Card companies are trying to figure out whether tech giants such as Amazon intend to be collaborators or competitors, though some believe it is safer to participate in big tech’s payments ambitions than risk being left out. Amazon, for its part, wants the card companies’ expertise in safeguarding consumers’ card accounts. Still, Amazon will have to allay the concerns of card issuers and networks, including how the terminals would detect fraud. The company will also have to win over customers wary of providing even more personal information and navigate a climate in which regulators are increasingly skeptical of big tech.
Amazon envisions that customers would first use the terminals to link their debit or credit card information to their hands, the people said. The company is weighing a few options for how to do so, one of the people said. For example, customers might insert cards into a terminal and then let the terminal scan their hands. From then on, they would only need to place a hand over the terminal to pay at a participating merchant.
Amazon recently filed a patent application for what it described as a “non-contact biometric identification system” that includes “a hand scanner that generates images of a user’s palm.”
Data that would pass through the terminals, including where consumers shopped and when, would be stored on Amazon’s cloud, according to some of the people. The company would like to integrate this data with consumers’ Amazon.com spending, those people said. That could give Amazon more leverage to charge higher prices to advertisers based on the idea they can better predict what customers are likely to buy.
Amazon Go: App Now, Palm Later

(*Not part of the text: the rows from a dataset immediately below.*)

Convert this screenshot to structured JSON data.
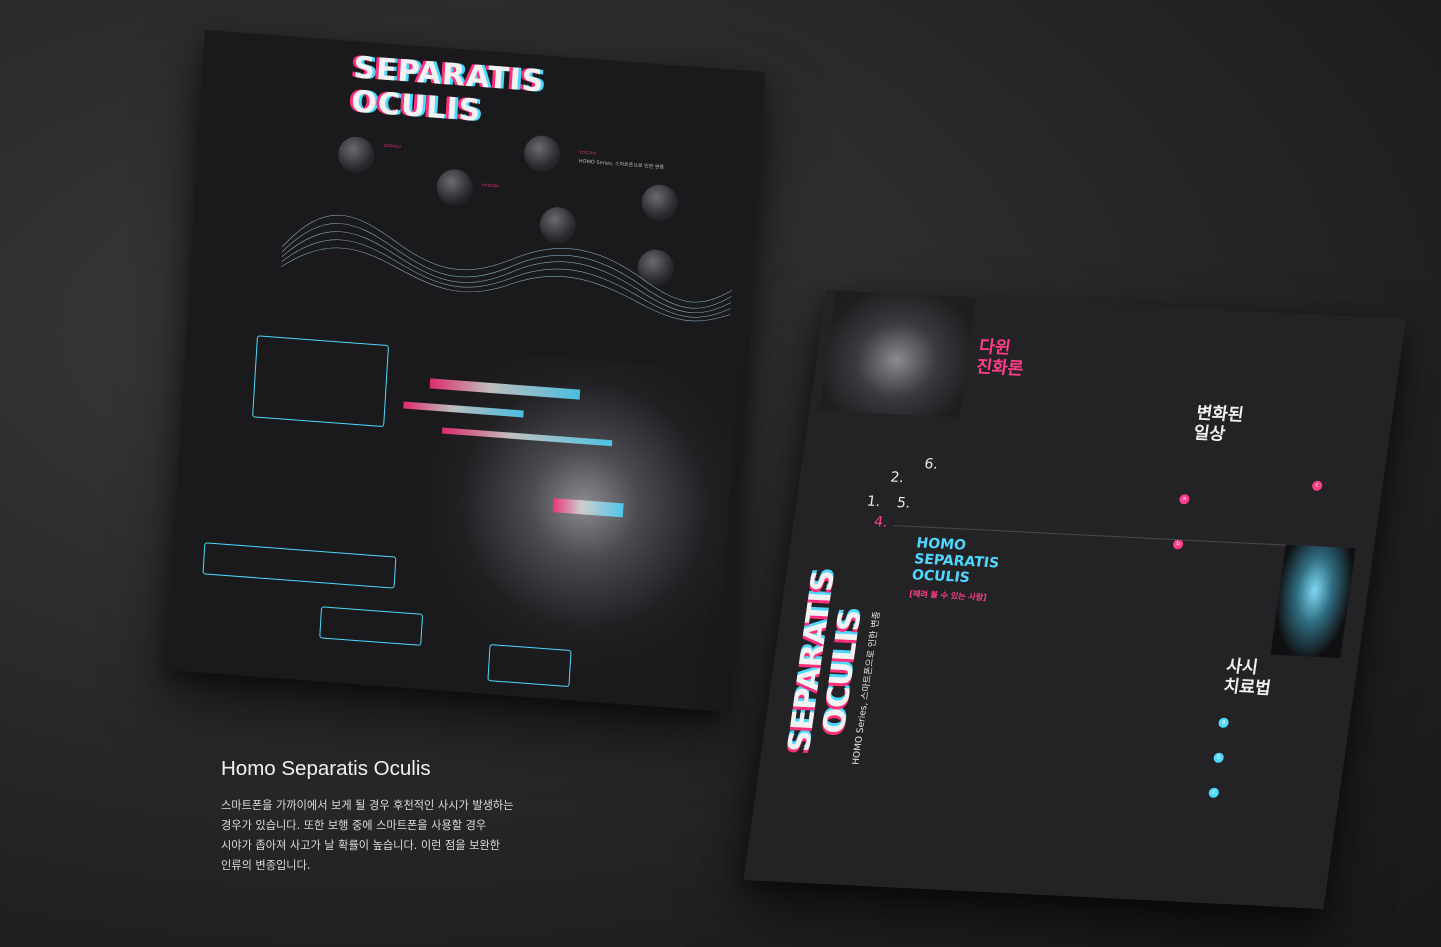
{
  "caption": {
    "title": "Homo Separatis Oculis",
    "lines": [
      "스마트폰을 가까이에서 보게 될 경우 후천적인 사시가 발생하는",
      "경우가 있습니다. 또한 보행 중에 스마트폰을 사용할 경우",
      "시야가 좁아져 사고가 날 확률이 높습니다. 이런 점을 보완한",
      "인류의 변종입니다."
    ]
  },
  "poster_left": {
    "title_line1": "SEPARATIS",
    "title_line2": "OCULIS",
    "series_label": "HOMO Series, 스마트폰으로 인한 변종"
  },
  "poster_right": {
    "section_darwin": "다윈\n진화론",
    "section_daily": "변화된\n일상",
    "section_therapy": "사시\n치료법",
    "title_line1": "SEPARATIS",
    "title_line2": "OCULIS",
    "series_label": "HOMO Series, 스마트폰으로 인한 변종",
    "cyan_title_1": "HOMO",
    "cyan_title_2": "SEPARATIS",
    "cyan_title_3": "OCULIS",
    "pink_subtitle": "[떼려 볼 수 있는 사람]",
    "steps": [
      "1.",
      "2.",
      "4.",
      "5.",
      "6."
    ],
    "badges": [
      "a",
      "b",
      "c"
    ]
  },
  "colors": {
    "accent_pink": "#ff3d8a",
    "accent_cyan": "#4fd8ff",
    "background": "#2b2b2d"
  }
}
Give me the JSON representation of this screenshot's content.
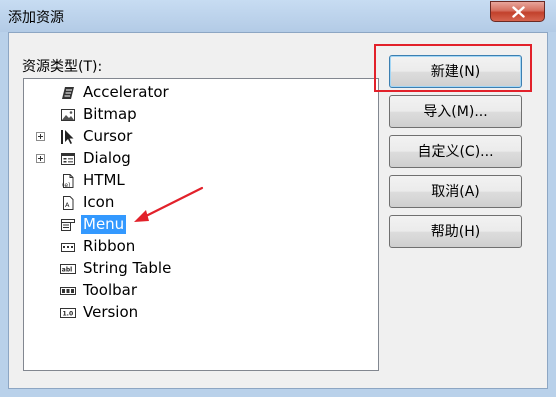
{
  "window": {
    "title": "添加资源"
  },
  "resource_types": {
    "label": "资源类型(T):",
    "items": [
      {
        "label": "Accelerator",
        "icon": "accelerator-icon",
        "expandable": false,
        "selected": false
      },
      {
        "label": "Bitmap",
        "icon": "bitmap-icon",
        "expandable": false,
        "selected": false
      },
      {
        "label": "Cursor",
        "icon": "cursor-icon",
        "expandable": true,
        "selected": false
      },
      {
        "label": "Dialog",
        "icon": "dialog-icon",
        "expandable": true,
        "selected": false
      },
      {
        "label": "HTML",
        "icon": "html-icon",
        "expandable": false,
        "selected": false
      },
      {
        "label": "Icon",
        "icon": "icon-resource-icon",
        "expandable": false,
        "selected": false
      },
      {
        "label": "Menu",
        "icon": "menu-icon",
        "expandable": false,
        "selected": true
      },
      {
        "label": "Ribbon",
        "icon": "ribbon-icon",
        "expandable": false,
        "selected": false
      },
      {
        "label": "String Table",
        "icon": "string-table-icon",
        "expandable": false,
        "selected": false
      },
      {
        "label": "Toolbar",
        "icon": "toolbar-icon",
        "expandable": false,
        "selected": false
      },
      {
        "label": "Version",
        "icon": "version-icon",
        "expandable": false,
        "selected": false
      }
    ]
  },
  "buttons": {
    "new": "新建(N)",
    "import": "导入(M)...",
    "custom": "自定义(C)...",
    "cancel": "取消(A)",
    "help": "帮助(H)"
  },
  "annotation_color": "#e2212a",
  "selection_color": "#3399ff"
}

Amazon Go opened three locations in New York City – I went to the downtown location and shopped there for the first time. You download the Amazon Go app, sign in, scan the QR code, and you’re in. You literally just grab whatever items you want and walk out, and you’re automagically (see what I did there) charged for each and every item you take. It’s insane how seamless the whole experience is.